The ad firms easily dominated traditional advertising in newspapers, billboards and television before the market went into decline.
Publicis Groupe agreed to buy digital marketing firm Epsilon from Alliance Data Systems for $4.4 billion in cash, propelling the French advertising group further beyond a weakening conventional ad business in its biggest takeover yet. Epsilon’s services span loyalty programmes to email marketing and its Conversant unit collects consumer data including transactions, location and web activity.
The net purchase price after after a “tax step-up” will $3.95 billion, or 8.2 times 2018 adjusted earnings before interest, taxes, depreciation and amortization, Publicis Groupe said on Sunday in a statement. A three-way battle for online marketing dollars is underway as ecommerce explodes, pitting the traditional ad companies such as Publicis, WPP and Omnicom Group against global consulting firms and the giant tech platforms: Facebook, Alphabet’s Google and Amazon.com.
The ad firms easily dominated traditional advertising in newspapers, billboards and television before the market went into decline. In the digital world they are up against companies that harvest data from billions of social media users and often get closer to consumers by handling their transactions.

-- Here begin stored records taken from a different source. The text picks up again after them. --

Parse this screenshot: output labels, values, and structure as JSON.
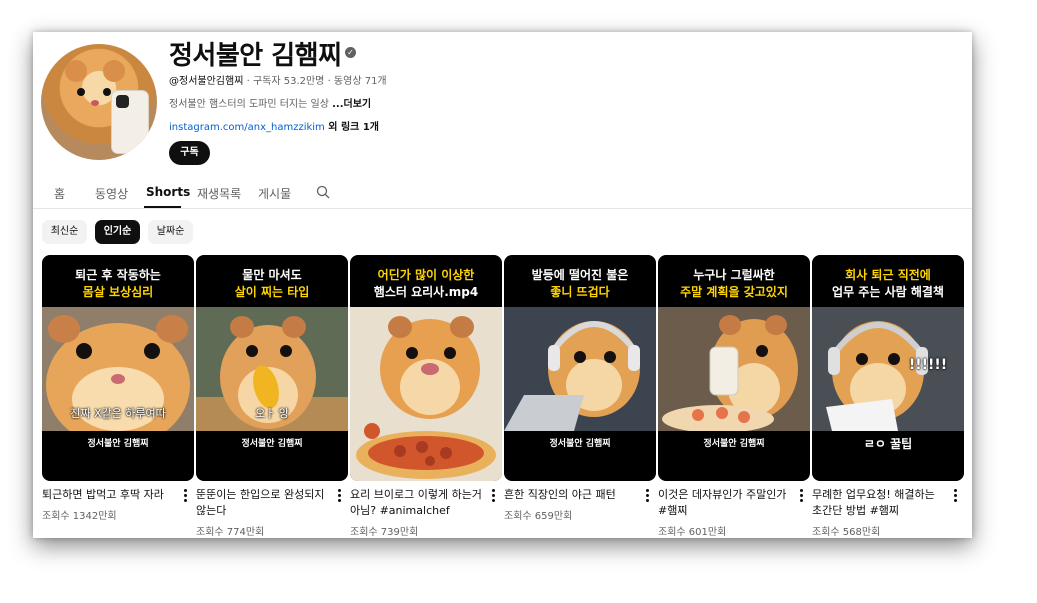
{
  "channel": {
    "name": "정서불안 김햄찌",
    "handle": "@정서불안김햄찌",
    "stats": " · 구독자 53.2만명 · 동영상 71개",
    "description": "정서불안 햄스터의 도파민 터지는 일상 ",
    "more": "...더보기",
    "link_url": "instagram.com/anx_hamzzikim",
    "link_extra": " 외 링크 1개",
    "subscribe": "구독",
    "verified_icon": "verified-check-icon"
  },
  "tabs": [
    "홈",
    "동영상",
    "Shorts",
    "재생목록",
    "게시물"
  ],
  "active_tab": "Shorts",
  "sort_chips": [
    "최신순",
    "인기순",
    "날짜순"
  ],
  "active_chip": "인기순",
  "colors": {
    "accent_yellow": "#ffd400",
    "link_blue": "#065fd4",
    "text_dark": "#0f0f0f",
    "text_gray": "#606060"
  },
  "shorts": [
    {
      "cap1": "퇴근 후 작동하는",
      "cap2": "몸살 보상심리",
      "overlay": "진짜 X같은 하루여따",
      "footer": "정서불안 김햄찌",
      "title": "퇴근하면 밥먹고 후딱 자라",
      "views": "조회수 1342만회"
    },
    {
      "cap1": "물만 마셔도",
      "cap2": "살이 찌는 타입",
      "overlay": "오ㅏ 앙",
      "footer": "정서불안 김햄찌",
      "title": "뚠뚠이는 한입으로 완성되지 않는다",
      "views": "조회수 774만회"
    },
    {
      "cap1": "어딘가 많이 이상한",
      "cap2": "햄스터 요리사.mp4",
      "overlay": "",
      "footer": "",
      "title": "요리 브이로그 이렇게 하는거 아님? #animalchef",
      "views": "조회수 739만회"
    },
    {
      "cap1": "발등에 떨어진 불은",
      "cap2": "좋니 뜨겁다",
      "overlay": "",
      "footer": "정서불안 김햄찌",
      "title": "흔한 직장인의 야근 패턴",
      "views": "조회수 659만회"
    },
    {
      "cap1": "누구나 그럴싸한",
      "cap2": "주말 계획을 갖고있지",
      "overlay": "",
      "footer": "정서불안 김햄찌",
      "title": "이것은 데자뷰인가 주말인가 #햄찌",
      "views": "조회수 601만회"
    },
    {
      "cap1": "회사 퇴근 직전에",
      "cap2": "업무 주는 사람 해결책",
      "overlay": "!!!!!!",
      "footer": "ㄹㅇ 꿀팁",
      "title": "무례한 업무요청! 해결하는 초간단 방법 #햄찌",
      "views": "조회수 568만회"
    }
  ]
}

“With the acquisition of Epsilon, Publicis Groupe is bringing the necessary technology, expertise and the talent to complement our offer in creativity, media and business transformation,” Arthur Sadoun, chief executive officer of Publicis Groupe, said in the statement. Publicis said the acquisition will be fully financed by debt and cash on hand and will suspend its share buyback programme, so that it can stick to its 45% dividend payout ratio pledge.
The owner of agencies Saatchi & Saatchi and Leo Burnett Worldwide has a patchy record in managing acquired companies: digital ad technology is evolving rapidly and the group posted a loss in 2016 after writing down the value of one of its digital businesses.
Publicis made one of the industry’s boldest bets on ad technology in 2015 with the $3.7-billion purchase of Boston-based Sapient and Sadoun has staked the company’s future on digital tech businesses that he sees as “strategic game changers”.
While those parts of the business are growing fast, that wasn’t enough to avoid a fall in sales in the fourth quarter that shocked investors and sent Publicis shares on February 7 to their biggest intraday loss since the September 11. 2001, terror attacks.
Alliance Data said in February it was weighing preliminary offers for the unit after announcing a review in November.